Aim of the exercise: Working from the line that contains "Transcribe this image's" down to the last line below, repeat each line exactly.
━━ Records to use ━━
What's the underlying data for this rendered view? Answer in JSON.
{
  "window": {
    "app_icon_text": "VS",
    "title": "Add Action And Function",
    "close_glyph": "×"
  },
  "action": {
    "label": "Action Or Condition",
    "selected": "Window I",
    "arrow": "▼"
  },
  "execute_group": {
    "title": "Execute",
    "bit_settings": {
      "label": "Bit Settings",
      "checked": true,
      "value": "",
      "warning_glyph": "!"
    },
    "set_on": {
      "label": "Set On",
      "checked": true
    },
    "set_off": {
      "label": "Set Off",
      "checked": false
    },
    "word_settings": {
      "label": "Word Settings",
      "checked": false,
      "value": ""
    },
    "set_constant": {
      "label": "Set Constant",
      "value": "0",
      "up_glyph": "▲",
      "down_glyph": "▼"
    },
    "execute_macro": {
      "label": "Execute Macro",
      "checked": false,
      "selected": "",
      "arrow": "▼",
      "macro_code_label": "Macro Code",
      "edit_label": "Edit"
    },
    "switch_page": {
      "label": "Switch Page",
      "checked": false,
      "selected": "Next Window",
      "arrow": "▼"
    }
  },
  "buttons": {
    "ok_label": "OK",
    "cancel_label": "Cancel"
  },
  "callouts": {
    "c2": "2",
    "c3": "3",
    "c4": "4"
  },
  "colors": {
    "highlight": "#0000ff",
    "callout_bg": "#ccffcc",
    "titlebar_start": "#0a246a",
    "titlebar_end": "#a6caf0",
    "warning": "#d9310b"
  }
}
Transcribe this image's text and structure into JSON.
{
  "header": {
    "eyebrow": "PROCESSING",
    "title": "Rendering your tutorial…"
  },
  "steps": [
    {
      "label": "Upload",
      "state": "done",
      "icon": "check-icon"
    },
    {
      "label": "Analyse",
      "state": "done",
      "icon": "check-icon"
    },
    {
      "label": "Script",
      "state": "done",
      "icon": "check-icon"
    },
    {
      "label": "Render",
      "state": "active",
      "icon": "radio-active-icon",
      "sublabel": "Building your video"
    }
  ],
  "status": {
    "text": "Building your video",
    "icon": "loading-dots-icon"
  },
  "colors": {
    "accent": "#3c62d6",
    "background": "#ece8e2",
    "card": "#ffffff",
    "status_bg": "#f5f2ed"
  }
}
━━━
Written response:
Transcribe this image's text and structure into JSON.
{
  "header": {
    "eyebrow": "PROCESSING",
    "title": "Rendering your tutorial…"
  },
  "steps": [
    {
      "label": "Upload",
      "state": "done",
      "icon": "check-icon"
    },
    {
      "label": "Analyse",
      "state": "done",
      "icon": "check-icon"
    },
    {
      "label": "Script",
      "state": "done",
      "icon": "check-icon"
    },
    {
      "label": "Render",
      "state": "active",
      "icon": "radio-active-icon",
      "sublabel": "Building your video"
    }
  ],
  "status": {
    "text": "Building your video",
    "icon": "loading-dots-icon"
  },
  "colors": {
    "accent": "#3c62d6",
    "background": "#ece8e2",
    "card": "#ffffff",
    "status_bg": "#f5f2ed"
  }
}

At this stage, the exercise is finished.